"A national biomedical research and development program to address the nation's greatest infectious disease vulnerabilities is also an imperative," says Inglesby. "We want to have the diagnostic tools to be able to say if a person is sick or not sick, and a public health system of tracking disease as it evolves and containing the spread of disease."

An analysis by the Office of Technology Assessment of the U.S. Congress estimated that as many as 3 million deaths could occur following the release of 100 kilograms of aerosolized anthrax over Washington, D.C., making such an attack as lethal as a hydrogen bomb. Prompt detection and immediate administration of the proper antibiotics could save many or even most of those lives. But the logistics of such an effort, including the delivery and distribution of 5 or 6 million doses of antibiotics, remain daunting. Says Inglesby: "If we don't have rapid systems of distribution, people won't get the antibiotics they need. We need a medical care system capable of handling sick people in greater numbers than we've ever seen before."

A problem already apparent to many is simply the shortage of necessary medicines. The anthrax mail attacks have prodded the government to significantly increase the scale and scope of its pharmaceutical stockpiles. But even that effort faces huge challenges. "You can't go from zero to 60 in five seconds," is how Don Burke, MD, director of the School's Center for Immunization Research, describes the government's recent decision to increase its stockpile of smallpox vaccines from 15 million to 300 million doses. "The current model in treating an outbreak of smallpox is to try to create a ring of immunizations around anyone known to be infected," says Burke, in explaining how smallpox was eventually quarantined and eradicated.

But a model that works for only a handful of infections in remote areas of developing countries may prove inadequate to the challenge of many hundreds, or even thousands, of infections in a highly mobile society. In that situation, it could rapidly become necessary to vaccinate many millions — perhaps even the entire nation. "We don't have any experience in large-scale immunizations of that nature," says Burke, a professor of International Health. "One of the basic questions is just who are we going to get to give all these shots? We'd probably have to very quickly start to look outside the classic health care delivery system for answers."
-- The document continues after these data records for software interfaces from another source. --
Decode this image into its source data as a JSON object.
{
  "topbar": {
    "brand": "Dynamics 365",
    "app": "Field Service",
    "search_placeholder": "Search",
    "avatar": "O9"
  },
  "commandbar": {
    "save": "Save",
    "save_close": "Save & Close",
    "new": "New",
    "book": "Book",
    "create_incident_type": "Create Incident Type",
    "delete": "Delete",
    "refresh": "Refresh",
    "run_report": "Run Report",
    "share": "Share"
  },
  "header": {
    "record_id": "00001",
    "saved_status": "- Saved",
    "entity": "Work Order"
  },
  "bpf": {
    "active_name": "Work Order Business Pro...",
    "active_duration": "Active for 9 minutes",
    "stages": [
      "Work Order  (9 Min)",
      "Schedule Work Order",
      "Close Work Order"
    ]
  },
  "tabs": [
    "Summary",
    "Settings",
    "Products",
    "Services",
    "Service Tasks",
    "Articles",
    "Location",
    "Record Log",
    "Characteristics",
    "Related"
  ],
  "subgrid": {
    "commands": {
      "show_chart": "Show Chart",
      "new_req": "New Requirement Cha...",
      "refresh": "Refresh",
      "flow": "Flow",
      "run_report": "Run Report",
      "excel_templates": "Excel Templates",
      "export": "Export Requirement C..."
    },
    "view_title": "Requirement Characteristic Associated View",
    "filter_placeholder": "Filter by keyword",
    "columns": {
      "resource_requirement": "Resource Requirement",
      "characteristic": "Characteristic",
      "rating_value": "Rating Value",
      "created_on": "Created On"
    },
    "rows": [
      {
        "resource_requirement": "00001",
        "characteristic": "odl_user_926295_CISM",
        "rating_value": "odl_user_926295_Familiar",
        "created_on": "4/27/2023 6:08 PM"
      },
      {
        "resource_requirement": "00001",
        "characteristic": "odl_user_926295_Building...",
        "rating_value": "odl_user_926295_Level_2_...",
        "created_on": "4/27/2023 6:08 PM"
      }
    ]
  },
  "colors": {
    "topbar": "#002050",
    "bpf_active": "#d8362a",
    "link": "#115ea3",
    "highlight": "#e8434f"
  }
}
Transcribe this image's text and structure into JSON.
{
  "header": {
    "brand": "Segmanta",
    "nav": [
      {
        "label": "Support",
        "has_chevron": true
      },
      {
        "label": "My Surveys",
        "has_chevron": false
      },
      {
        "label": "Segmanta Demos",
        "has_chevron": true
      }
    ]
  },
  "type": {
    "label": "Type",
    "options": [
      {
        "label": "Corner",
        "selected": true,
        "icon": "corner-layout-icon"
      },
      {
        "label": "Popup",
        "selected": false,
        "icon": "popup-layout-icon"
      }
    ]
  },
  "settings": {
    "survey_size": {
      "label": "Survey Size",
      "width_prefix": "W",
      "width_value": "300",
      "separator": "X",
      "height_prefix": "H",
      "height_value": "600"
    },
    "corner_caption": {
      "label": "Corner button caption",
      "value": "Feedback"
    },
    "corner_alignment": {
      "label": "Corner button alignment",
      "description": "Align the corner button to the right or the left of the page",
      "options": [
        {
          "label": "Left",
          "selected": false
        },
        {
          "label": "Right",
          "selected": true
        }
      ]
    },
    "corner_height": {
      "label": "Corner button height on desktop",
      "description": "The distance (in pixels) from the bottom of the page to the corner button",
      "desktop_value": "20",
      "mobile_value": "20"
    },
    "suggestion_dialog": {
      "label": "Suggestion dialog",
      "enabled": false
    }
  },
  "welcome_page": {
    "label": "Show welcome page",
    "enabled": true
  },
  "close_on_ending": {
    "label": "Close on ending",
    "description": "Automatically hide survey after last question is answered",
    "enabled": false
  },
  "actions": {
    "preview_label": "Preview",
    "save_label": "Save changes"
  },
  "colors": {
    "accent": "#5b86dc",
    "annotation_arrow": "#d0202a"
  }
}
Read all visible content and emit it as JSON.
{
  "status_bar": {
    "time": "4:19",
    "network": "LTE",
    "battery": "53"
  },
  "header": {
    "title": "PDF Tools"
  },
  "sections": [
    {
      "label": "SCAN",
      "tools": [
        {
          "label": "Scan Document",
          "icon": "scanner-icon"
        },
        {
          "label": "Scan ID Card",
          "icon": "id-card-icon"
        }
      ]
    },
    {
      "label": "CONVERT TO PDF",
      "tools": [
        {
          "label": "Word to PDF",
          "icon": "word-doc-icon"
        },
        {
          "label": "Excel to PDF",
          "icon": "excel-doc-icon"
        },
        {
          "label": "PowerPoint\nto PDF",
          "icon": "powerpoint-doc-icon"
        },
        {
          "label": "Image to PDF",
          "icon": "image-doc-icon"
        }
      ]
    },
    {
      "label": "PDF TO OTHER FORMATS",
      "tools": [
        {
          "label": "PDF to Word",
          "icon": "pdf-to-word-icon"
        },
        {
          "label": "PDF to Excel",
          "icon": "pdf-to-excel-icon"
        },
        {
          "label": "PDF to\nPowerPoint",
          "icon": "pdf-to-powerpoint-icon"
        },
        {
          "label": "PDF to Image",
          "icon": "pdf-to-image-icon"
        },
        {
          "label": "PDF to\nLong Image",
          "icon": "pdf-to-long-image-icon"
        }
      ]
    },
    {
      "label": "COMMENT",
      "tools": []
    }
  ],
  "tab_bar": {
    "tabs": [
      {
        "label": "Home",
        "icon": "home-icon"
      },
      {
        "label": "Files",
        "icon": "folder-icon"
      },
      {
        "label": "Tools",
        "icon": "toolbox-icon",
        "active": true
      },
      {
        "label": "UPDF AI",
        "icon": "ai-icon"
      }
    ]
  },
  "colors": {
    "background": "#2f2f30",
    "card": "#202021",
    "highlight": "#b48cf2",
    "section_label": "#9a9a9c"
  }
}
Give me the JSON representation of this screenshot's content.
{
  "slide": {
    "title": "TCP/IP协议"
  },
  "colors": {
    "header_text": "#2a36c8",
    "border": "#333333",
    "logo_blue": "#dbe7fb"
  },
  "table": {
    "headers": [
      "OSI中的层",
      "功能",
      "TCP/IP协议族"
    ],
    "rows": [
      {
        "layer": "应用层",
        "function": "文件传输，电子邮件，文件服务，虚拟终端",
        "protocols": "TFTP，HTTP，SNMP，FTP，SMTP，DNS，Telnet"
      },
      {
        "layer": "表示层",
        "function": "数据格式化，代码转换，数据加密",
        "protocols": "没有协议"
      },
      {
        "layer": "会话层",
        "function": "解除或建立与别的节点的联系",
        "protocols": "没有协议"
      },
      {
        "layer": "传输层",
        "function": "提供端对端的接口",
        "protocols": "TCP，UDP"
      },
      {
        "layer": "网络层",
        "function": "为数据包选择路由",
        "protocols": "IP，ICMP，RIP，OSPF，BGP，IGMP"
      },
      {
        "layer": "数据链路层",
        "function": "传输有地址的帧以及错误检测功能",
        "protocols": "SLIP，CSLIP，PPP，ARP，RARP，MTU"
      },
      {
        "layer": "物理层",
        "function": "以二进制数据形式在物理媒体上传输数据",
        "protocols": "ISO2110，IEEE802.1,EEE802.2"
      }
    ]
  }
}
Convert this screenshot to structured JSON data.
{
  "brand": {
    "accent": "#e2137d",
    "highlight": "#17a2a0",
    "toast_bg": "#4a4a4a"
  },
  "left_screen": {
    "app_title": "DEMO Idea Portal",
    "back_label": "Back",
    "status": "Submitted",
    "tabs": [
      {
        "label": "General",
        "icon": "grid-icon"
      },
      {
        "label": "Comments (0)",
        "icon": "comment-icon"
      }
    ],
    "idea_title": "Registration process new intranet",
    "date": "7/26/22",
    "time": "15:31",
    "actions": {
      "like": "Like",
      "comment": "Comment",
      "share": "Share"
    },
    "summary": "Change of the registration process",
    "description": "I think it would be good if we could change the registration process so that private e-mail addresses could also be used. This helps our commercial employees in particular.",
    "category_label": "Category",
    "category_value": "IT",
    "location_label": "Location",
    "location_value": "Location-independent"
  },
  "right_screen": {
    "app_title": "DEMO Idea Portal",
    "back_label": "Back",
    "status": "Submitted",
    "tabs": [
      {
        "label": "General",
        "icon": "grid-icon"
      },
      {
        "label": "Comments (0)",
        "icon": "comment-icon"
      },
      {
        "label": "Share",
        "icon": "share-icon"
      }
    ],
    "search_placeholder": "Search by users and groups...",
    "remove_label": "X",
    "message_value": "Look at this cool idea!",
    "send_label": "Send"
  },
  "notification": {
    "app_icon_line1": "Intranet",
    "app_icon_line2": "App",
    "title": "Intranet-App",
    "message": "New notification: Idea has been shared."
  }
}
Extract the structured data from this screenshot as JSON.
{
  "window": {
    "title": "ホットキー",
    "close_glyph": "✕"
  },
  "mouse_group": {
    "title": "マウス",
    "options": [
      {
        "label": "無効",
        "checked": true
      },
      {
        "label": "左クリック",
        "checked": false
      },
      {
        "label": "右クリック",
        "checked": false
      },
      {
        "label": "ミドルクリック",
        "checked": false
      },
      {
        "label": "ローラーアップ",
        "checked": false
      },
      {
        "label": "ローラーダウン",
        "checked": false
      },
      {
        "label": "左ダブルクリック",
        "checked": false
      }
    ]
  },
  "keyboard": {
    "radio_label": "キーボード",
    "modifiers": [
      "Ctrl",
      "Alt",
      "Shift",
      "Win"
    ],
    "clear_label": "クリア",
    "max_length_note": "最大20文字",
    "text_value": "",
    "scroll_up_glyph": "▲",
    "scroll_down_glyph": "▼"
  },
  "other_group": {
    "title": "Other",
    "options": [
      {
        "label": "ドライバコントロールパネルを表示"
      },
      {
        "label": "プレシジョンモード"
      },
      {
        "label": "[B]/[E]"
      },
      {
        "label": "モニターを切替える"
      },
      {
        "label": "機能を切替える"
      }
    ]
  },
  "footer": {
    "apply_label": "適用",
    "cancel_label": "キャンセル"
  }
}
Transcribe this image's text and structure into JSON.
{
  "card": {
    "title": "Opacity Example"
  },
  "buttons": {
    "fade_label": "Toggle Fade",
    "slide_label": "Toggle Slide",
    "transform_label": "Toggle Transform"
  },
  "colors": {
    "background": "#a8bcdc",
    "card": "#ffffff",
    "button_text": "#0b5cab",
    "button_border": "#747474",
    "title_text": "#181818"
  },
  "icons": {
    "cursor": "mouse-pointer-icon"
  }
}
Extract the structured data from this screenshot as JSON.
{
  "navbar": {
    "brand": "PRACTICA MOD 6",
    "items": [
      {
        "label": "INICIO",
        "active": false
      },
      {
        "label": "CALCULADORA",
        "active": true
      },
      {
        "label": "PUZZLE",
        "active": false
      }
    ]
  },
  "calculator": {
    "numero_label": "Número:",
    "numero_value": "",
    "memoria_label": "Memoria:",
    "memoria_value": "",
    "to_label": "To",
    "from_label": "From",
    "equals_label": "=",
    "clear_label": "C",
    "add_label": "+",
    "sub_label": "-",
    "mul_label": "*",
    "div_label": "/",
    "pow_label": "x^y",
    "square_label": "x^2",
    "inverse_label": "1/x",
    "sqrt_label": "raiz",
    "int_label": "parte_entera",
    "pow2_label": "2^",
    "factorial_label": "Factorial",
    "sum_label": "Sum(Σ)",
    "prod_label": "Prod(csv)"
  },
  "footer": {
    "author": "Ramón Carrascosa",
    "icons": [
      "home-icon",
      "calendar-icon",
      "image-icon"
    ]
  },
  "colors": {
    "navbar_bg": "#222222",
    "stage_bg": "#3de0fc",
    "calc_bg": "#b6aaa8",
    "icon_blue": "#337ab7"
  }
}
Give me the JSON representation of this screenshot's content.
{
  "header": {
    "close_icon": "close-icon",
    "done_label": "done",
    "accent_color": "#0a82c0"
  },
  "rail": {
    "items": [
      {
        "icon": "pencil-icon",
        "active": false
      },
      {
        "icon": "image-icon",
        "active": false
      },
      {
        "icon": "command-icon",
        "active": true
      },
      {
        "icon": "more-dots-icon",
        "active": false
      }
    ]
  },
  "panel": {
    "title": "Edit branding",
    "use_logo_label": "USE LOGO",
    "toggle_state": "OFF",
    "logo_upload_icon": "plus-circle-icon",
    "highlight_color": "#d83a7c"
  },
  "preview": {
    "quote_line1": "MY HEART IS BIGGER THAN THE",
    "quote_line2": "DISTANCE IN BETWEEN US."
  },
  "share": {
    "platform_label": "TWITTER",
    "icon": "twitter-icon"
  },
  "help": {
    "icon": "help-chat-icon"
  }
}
Researchers are quick to point out that none of the problems associated with the sudden and unexpected widescale infection of populations are insurmountable. What is needed, they say, is planning and the political will to prepare adequately for a future most people would rather not consider. "There are many things to do," Inglesby says. "This is not insoluble, it's not a lost cause, but [the answers] are not necessarily easy or cheap. The problem will not go away when the anthrax mailings are over or when the war in Afghanistan is over." 

All agree that a significant change is in order for American health policy. "We spend remarkably little of our public health dollars on vaccination in particular and prevention in general," says Burke of the situation prior to Sept. 11. "The total global annual market for all vaccines is about $3 billion. But every year, we spend $5 billion on Viagra. That should tell us something."